Urugenomes Project Launched
News Sep 22, 2014
Institut Pasteur de Montevideo, Genomic Medicine Institute- Seoul National University, and Macrogen Inc. have announced the Urugenomes Project. As one of the first of its kind in South America, the Urugenomes Project is aimed at discovering the genetic basis of different diseases in Uruguay and laying the vital foundation for future growth of genetics in Uruguay through development of human resources and investment on infrastructures.
Over the next three years, 80 Uruguayan genomes will be sequenced and analyzed in order to uncover the genetic basis for diseases in Uruguay. “Urugenomes Project is very important to us in many different aspects. The science aspect of studying the Uruguayan genome is very exciting, but we are also extremely thrilled about the educational and cultural aspect of this project,” said Dr. Jeong-Sun Seo, Chairman of Macrogen. “We hope that through this collaboration, the Uruguayan scientists will gain valuable insight into genetics and bioinformatics to lay the solid foundation for future Uruguayan genetic research.”
The project will also provide specialized bioinformatics training for Uruguayan scientists. GMI-SNU and Macrogen will provide hands-on training for the scientists in Seoul (South Korea) and Montevideo (Uruguay). “Development of bioinformatics capability is becoming strategically important not only for academic research but also for disease diagnosis and development of new biotech products in Uruguay.” said Dr. Luis Barbeito, the director of Institut Pasteur de Montevideo.
The 80 genomes will be sequenced by Macrogen on the HiSeq X Ten sequencing system.

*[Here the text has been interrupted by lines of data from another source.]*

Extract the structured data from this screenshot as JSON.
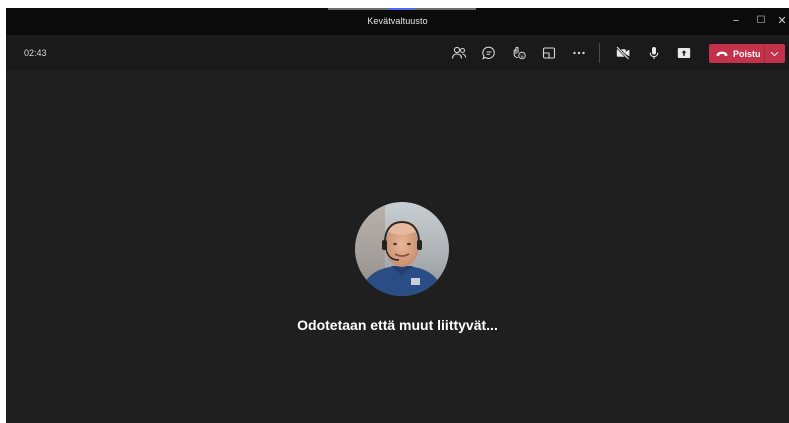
{
  "window": {
    "title": "Kevätvaltuusto",
    "controls": {
      "minimize": "−",
      "maximize": "☐",
      "close": "✕"
    }
  },
  "toolbar": {
    "timer": "02:43",
    "icons": [
      "participants-icon",
      "chat-icon",
      "reactions-icon",
      "rooms-icon",
      "more-options-icon",
      "camera-off-icon",
      "microphone-icon",
      "share-screen-icon"
    ],
    "leave": {
      "label": "Poistu",
      "color": "#c4314b"
    }
  },
  "stage": {
    "waiting_text": "Odotetaan että muut liittyvät..."
  },
  "colors": {
    "background": "#1f1f1f",
    "titlebar": "#0b0b0b",
    "toolbar": "#1a1a1a",
    "accent": "#4f6bed",
    "leave": "#c4314b"
  }
}
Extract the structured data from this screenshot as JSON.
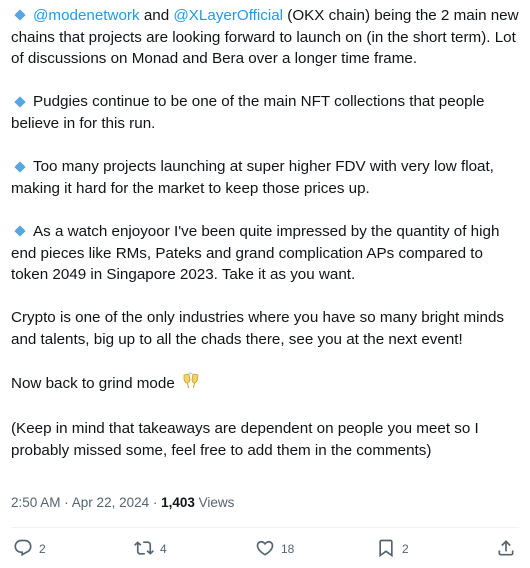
{
  "tweet": {
    "p1": {
      "mention1": "@modenetwork",
      "and": " and ",
      "mention2": "@XLayerOfficial",
      "rest": " (OKX chain) being the 2 main new chains that projects are looking forward to launch on (in the short term). Lot of discussions on Monad and Bera over a longer time frame."
    },
    "p2": "Pudgies continue to be one of the main NFT collections that people believe in for this run.",
    "p3": "Too many projects launching at super higher FDV with very low float, making it hard for the market to keep those prices up.",
    "p4": "As a watch enjoyoor I've been quite impressed by the quantity of high end pieces like RMs, Pateks and grand complication APs compared to token 2049 in Singapore 2023. Take it as you want.",
    "p5": "Crypto is one of the only industries where you have so many bright minds and talents, big up to all the chads there, see you at the next event!",
    "p6": "Now back to grind mode",
    "p7": "(Keep in mind that takeaways are dependent on people you meet so I probably missed some, feel free to add them in the comments)"
  },
  "meta": {
    "time": "2:50 AM",
    "separator": " · ",
    "date": "Apr 22, 2024",
    "views_count": "1,403",
    "views_label": " Views"
  },
  "actions": {
    "reply_count": "2",
    "retweet_count": "4",
    "like_count": "18",
    "bookmark_count": "2"
  },
  "icons": {
    "bullet": "blue-diamond-icon",
    "emoji": "clinking-glasses-icon",
    "reply": "reply-icon",
    "retweet": "retweet-icon",
    "like": "heart-icon",
    "bookmark": "bookmark-icon",
    "share": "share-icon"
  },
  "colors": {
    "text": "#0f1419",
    "muted": "#536471",
    "link": "#1d9bf0",
    "bullet": "#5aa4e0",
    "divider": "#eff3f4"
  }
}
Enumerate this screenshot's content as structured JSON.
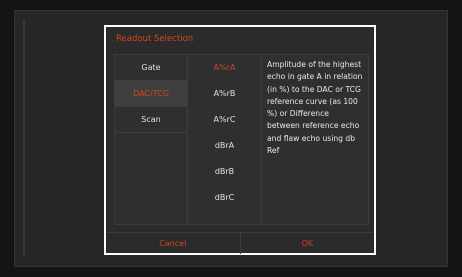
{
  "dialog": {
    "title": "Readout Selection",
    "categories": [
      {
        "label": "Gate",
        "selected": false
      },
      {
        "label": "DAC/TCG",
        "selected": true
      },
      {
        "label": "Scan",
        "selected": false
      }
    ],
    "options": [
      {
        "label": "A%rA",
        "selected": true
      },
      {
        "label": "A%rB",
        "selected": false
      },
      {
        "label": "A%rC",
        "selected": false
      },
      {
        "label": "dBrA",
        "selected": false
      },
      {
        "label": "dBrB",
        "selected": false
      },
      {
        "label": "dBrC",
        "selected": false
      }
    ],
    "description": "Amplitude of the highest echo in gate A in relation (in %) to the DAC or TCG reference curve (as 100 %) or Difference between reference echo and flaw echo using db Ref",
    "cancel_label": "Cancel",
    "ok_label": "OK"
  },
  "colors": {
    "accent": "#d2461e",
    "dialog_border": "#ffffff",
    "background": "#141414"
  }
}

Macrogen was the first commercial sequencing provider to purchase Illumina sequencing platform in January 2014. HiSeq X Ten is the world’s first platform to deliver full coverage human genome for less than $1,000, capable of sequencing more than 18,000 genomes annually.
The results from this project will be used to build a Uruguayan-specific database, providing basis for future personalized medicine in Uruguay. The genetic information will help to understand the susceptibility to genetic disease of the Uruguayan population.
The Korea Funds of the Inter-American Development Bank have committed to fund a portion of the project in order to boost the research capacity of the Institut Pasteur de Montevideo and advance the cultural and scientific relationship between Uruguay and South Korea.
Some MRSA infections could be tackled using widely-available antibiotics, suggests new research. A team of scientists used genome sequencing technology to identify which genes make MRSA susceptible to a previously defined combination of drugs. They identified a number of mutations centered around a protein known as a penicillin-binding protein 2a or PBP2a.